212A West Building (Phoenix Convention Center - West and North Buildings)
John R. Albers, University of Colorado, Boulder, CO; and G. N. Kiladis, T. Birner, and J. Dias

Using ERA-Interim reanalysis data we examine extratropical-to-tropical potential vorticity (PV) intrusions in the upper troposphere-lower stratosphere in the days and weeks surrounding the occurrence of major sudden stratospheric warmings (SSWs). Our analysis reveals that PV intrusion events that are associated with SSWs are notably different in both geographic location and magnitude when compared to their climatological counterparts.

In particular, while PV intrusions during non-SSW time periods are concentrated in the eastern Pacific and Atlantic Ocean basins where the presence of climatological ‘westerly ducts' supports the propagation of wave energy deep into the tropics, PV intrusion events that are associated with SSWs have unique geographic centers of action that are dependent on the type of SSW involved (i.e. split versus displacement). Our results indicate that the patterns of anomalous PV stirring during SSWs are symmetrical about the equator and are associated with zonally asymmetric shifts in jet structure, anomalously strong barotropic Rossby wave trains, and a secondary, hemispherically symmetric PV response that is centered on the equator. Moreover, we also find that PV intrusions that occur during SSW time periods are significantly stronger and penetrate far more deeply into the tropics than climatological intrusion events.

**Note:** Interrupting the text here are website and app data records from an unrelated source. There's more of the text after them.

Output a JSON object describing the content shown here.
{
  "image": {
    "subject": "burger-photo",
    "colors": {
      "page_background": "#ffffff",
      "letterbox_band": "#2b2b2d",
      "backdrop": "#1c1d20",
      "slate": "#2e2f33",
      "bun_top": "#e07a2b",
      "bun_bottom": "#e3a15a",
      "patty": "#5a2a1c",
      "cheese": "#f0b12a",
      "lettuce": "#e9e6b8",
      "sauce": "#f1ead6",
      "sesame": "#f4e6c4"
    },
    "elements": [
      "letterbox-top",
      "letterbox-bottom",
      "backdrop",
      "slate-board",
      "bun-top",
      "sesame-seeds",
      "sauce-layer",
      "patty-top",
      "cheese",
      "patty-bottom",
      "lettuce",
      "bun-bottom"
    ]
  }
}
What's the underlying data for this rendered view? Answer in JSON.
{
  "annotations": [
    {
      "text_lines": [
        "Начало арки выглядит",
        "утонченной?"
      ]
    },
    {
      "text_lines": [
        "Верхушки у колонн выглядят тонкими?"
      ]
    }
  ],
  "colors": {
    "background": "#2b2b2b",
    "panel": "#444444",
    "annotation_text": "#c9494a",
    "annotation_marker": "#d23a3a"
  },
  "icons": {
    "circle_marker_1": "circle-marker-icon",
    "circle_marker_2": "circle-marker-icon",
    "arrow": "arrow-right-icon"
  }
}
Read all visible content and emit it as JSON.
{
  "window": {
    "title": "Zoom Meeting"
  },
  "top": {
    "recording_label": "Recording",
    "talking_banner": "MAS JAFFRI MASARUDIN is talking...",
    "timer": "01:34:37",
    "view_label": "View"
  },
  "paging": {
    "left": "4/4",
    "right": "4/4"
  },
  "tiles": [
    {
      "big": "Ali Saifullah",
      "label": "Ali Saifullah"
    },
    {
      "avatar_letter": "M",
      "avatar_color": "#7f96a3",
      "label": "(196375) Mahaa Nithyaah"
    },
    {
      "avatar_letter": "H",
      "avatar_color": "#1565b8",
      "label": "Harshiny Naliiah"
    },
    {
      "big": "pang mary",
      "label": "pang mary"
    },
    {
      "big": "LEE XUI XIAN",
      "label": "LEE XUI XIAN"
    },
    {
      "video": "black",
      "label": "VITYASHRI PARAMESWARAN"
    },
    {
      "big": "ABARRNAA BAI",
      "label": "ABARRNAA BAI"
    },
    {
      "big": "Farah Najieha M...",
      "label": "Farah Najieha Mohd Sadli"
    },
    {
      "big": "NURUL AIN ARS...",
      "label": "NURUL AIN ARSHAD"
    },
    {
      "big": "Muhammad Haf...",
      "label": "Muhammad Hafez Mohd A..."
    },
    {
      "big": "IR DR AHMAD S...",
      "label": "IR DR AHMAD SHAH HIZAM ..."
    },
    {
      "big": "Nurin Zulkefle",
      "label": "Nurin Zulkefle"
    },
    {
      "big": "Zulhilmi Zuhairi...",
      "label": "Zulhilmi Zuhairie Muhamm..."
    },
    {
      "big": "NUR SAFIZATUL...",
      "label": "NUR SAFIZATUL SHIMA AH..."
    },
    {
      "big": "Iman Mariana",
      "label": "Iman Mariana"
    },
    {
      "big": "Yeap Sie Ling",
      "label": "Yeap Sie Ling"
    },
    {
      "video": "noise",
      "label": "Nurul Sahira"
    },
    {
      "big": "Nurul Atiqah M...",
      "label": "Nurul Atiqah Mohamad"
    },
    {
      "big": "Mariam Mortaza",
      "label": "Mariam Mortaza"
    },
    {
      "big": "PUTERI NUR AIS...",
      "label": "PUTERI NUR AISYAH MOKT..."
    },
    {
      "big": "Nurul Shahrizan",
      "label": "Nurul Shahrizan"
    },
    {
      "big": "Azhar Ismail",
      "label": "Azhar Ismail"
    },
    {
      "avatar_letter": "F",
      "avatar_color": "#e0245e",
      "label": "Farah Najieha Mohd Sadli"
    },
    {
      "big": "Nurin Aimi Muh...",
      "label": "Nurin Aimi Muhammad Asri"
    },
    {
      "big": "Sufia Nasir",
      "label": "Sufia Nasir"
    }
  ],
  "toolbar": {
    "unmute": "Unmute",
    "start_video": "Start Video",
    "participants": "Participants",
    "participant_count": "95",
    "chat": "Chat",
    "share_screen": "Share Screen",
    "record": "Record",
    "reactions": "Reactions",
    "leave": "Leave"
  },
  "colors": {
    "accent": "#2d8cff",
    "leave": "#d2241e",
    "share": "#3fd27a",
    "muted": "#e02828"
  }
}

In light of the strength of the SSW-associated PV intrusion events and their unique geographic centers of action, we consider the implications for how the PV intrusions and associated wave breaking events may modulate tropical convection, the mixing of trace constituents, and the Brewer-Dobson circulation in both hemispheres.